I Always Feel Like Somebody’s Watching Me
Move over LSOs and get out of the way super cookies, there’s a new way to track people’s movement on the internet that works on just about every browser. It’s those cute little favicons that appear just beside that HTTPS verification symbol and in your favourites which are now being used in tandem with other footprints you need to be aware of now.
Ars Technica published a look at the findings of a group of security researchers that reveals how a couple of invisible redirections can allow a site to track billions of individual machines. To make the news even better, those little buggers are not stored in the same place as cookies or your history. The pièce de résistance is the process by which your browser caches these favicons means that even if you are using your browser’s incognito mode you are still able to be tracked, all your history is still intact and the private browsing session will be added to it.
Thanks to many sites having different favicons across the same domain, a couple of quick redirects between you clicking the link or bookmark and the site loading your requested page allows them to link a variety of computer fingerprints, such as your screen resolution, fonts, and software versions to the combination of favicons displayed in those redirects.
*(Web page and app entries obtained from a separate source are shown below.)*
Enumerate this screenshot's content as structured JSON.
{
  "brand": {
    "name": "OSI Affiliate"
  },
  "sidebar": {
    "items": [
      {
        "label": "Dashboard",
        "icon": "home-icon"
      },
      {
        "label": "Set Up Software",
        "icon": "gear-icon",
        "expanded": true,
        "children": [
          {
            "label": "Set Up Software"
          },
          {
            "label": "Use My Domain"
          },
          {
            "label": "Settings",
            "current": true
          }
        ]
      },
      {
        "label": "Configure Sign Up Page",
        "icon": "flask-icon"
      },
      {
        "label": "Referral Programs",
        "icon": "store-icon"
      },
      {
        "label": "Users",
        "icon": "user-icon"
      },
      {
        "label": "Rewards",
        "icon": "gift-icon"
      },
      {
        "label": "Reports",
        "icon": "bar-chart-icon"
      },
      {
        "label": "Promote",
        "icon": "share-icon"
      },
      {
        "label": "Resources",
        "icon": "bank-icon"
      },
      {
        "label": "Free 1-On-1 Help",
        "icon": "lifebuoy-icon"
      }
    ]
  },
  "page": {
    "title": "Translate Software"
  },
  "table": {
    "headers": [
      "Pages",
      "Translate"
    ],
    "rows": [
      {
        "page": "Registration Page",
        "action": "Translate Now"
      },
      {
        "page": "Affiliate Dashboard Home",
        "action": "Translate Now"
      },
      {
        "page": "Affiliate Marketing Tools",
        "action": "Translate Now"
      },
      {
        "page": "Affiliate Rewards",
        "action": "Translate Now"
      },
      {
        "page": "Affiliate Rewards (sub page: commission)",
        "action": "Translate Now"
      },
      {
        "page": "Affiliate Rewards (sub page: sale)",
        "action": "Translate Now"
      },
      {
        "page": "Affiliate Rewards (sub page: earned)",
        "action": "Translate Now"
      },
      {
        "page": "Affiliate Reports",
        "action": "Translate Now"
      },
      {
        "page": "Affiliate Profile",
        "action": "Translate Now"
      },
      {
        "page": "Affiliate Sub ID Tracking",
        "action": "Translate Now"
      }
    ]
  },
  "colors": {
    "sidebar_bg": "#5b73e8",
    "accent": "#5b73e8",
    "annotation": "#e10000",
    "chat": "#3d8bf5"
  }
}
The article suggests 32 redirections are enough to uniquely identify 4.5 billion different browsers.
At the moment Brave is secure from this tracking technique and Firefox happens to be due to an unpatched bug which breaks the use of favicons in this manner. As to the rest, we can hope for a quick patch to be released soon.
The prospect of Web users being tracked by the sites they visit has prompted several countermeasures over the years, including using Privacy Badger or an alternate anti-tracking extension, enabling private or incognito browsing sessions, or clearing cookies. Now, websites have a new way to defeat all three.